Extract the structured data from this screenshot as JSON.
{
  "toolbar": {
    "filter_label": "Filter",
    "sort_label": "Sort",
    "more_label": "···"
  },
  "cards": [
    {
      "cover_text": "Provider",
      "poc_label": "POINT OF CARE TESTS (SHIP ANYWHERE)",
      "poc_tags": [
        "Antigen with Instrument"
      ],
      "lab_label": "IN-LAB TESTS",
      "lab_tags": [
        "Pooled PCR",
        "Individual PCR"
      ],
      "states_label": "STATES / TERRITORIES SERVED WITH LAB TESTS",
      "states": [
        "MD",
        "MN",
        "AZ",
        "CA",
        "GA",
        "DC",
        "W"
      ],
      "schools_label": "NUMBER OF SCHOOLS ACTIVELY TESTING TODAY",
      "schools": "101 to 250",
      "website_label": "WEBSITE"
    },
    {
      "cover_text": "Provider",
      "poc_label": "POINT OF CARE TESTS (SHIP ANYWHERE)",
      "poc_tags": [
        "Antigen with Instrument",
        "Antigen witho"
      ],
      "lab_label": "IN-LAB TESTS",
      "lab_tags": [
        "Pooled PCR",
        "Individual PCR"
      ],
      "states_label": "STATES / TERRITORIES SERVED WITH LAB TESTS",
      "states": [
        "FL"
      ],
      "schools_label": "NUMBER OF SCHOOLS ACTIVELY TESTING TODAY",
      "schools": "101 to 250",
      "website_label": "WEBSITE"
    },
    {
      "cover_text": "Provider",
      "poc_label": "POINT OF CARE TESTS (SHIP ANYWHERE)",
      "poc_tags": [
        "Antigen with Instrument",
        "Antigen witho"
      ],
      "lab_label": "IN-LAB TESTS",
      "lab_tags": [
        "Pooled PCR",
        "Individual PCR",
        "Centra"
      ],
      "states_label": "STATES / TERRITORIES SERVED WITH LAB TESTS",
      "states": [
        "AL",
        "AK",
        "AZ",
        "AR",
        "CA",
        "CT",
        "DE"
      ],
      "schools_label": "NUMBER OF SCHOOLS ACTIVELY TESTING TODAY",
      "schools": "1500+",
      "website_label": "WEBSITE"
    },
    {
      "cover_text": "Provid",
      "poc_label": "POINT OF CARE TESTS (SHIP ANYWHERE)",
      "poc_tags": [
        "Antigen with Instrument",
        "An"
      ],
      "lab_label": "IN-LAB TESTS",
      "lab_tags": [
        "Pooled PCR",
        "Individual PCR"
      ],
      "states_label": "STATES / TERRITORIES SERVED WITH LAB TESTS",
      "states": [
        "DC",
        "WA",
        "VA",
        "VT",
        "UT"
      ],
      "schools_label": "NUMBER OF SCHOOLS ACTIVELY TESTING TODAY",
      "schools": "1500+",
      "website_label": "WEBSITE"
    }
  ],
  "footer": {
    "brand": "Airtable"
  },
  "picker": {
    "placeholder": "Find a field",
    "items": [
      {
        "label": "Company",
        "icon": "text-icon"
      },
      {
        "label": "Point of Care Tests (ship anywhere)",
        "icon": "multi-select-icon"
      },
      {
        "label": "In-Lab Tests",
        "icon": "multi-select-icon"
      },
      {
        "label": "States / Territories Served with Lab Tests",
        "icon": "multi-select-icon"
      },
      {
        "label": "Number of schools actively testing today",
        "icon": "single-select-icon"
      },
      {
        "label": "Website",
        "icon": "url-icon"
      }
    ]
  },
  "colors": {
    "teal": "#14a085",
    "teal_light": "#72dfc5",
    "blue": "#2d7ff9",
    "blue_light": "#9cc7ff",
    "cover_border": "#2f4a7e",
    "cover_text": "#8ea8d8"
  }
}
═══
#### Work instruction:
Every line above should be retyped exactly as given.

#### Solution for this task:
Extract the structured data from this screenshot as JSON.
{
  "toolbar": {
    "filter_label": "Filter",
    "sort_label": "Sort",
    "more_label": "···"
  },
  "cards": [
    {
      "cover_text": "Provider",
      "poc_label": "POINT OF CARE TESTS (SHIP ANYWHERE)",
      "poc_tags": [
        "Antigen with Instrument"
      ],
      "lab_label": "IN-LAB TESTS",
      "lab_tags": [
        "Pooled PCR",
        "Individual PCR"
      ],
      "states_label": "STATES / TERRITORIES SERVED WITH LAB TESTS",
      "states": [
        "MD",
        "MN",
        "AZ",
        "CA",
        "GA",
        "DC",
        "W"
      ],
      "schools_label": "NUMBER OF SCHOOLS ACTIVELY TESTING TODAY",
      "schools": "101 to 250",
      "website_label": "WEBSITE"
    },
    {
      "cover_text": "Provider",
      "poc_label": "POINT OF CARE TESTS (SHIP ANYWHERE)",
      "poc_tags": [
        "Antigen with Instrument",
        "Antigen witho"
      ],
      "lab_label": "IN-LAB TESTS",
      "lab_tags": [
        "Pooled PCR",
        "Individual PCR"
      ],
      "states_label": "STATES / TERRITORIES SERVED WITH LAB TESTS",
      "states": [
        "FL"
      ],
      "schools_label": "NUMBER OF SCHOOLS ACTIVELY TESTING TODAY",
      "schools": "101 to 250",
      "website_label": "WEBSITE"
    },
    {
      "cover_text": "Provider",
      "poc_label": "POINT OF CARE TESTS (SHIP ANYWHERE)",
      "poc_tags": [
        "Antigen with Instrument",
        "Antigen witho"
      ],
      "lab_label": "IN-LAB TESTS",
      "lab_tags": [
        "Pooled PCR",
        "Individual PCR",
        "Centra"
      ],
      "states_label": "STATES / TERRITORIES SERVED WITH LAB TESTS",
      "states": [
        "AL",
        "AK",
        "AZ",
        "AR",
        "CA",
        "CT",
        "DE"
      ],
      "schools_label": "NUMBER OF SCHOOLS ACTIVELY TESTING TODAY",
      "schools": "1500+",
      "website_label": "WEBSITE"
    },
    {
      "cover_text": "Provid",
      "poc_label": "POINT OF CARE TESTS (SHIP ANYWHERE)",
      "poc_tags": [
        "Antigen with Instrument",
        "An"
      ],
      "lab_label": "IN-LAB TESTS",
      "lab_tags": [
        "Pooled PCR",
        "Individual PCR"
      ],
      "states_label": "STATES / TERRITORIES SERVED WITH LAB TESTS",
      "states": [
        "DC",
        "WA",
        "VA",
        "VT",
        "UT"
      ],
      "schools_label": "NUMBER OF SCHOOLS ACTIVELY TESTING TODAY",
      "schools": "1500+",
      "website_label": "WEBSITE"
    }
  ],
  "footer": {
    "brand": "Airtable"
  },
  "picker": {
    "placeholder": "Find a field",
    "items": [
      {
        "label": "Company",
        "icon": "text-icon"
      },
      {
        "label": "Point of Care Tests (ship anywhere)",
        "icon": "multi-select-icon"
      },
      {
        "label": "In-Lab Tests",
        "icon": "multi-select-icon"
      },
      {
        "label": "States / Territories Served with Lab Tests",
        "icon": "multi-select-icon"
      },
      {
        "label": "Number of schools actively testing today",
        "icon": "single-select-icon"
      },
      {
        "label": "Website",
        "icon": "url-icon"
      }
    ]
  },
  "colors": {
    "teal": "#14a085",
    "teal_light": "#72dfc5",
    "blue": "#2d7ff9",
    "blue_light": "#9cc7ff",
    "cover_border": "#2f4a7e",
    "cover_text": "#8ea8d8"
  }
}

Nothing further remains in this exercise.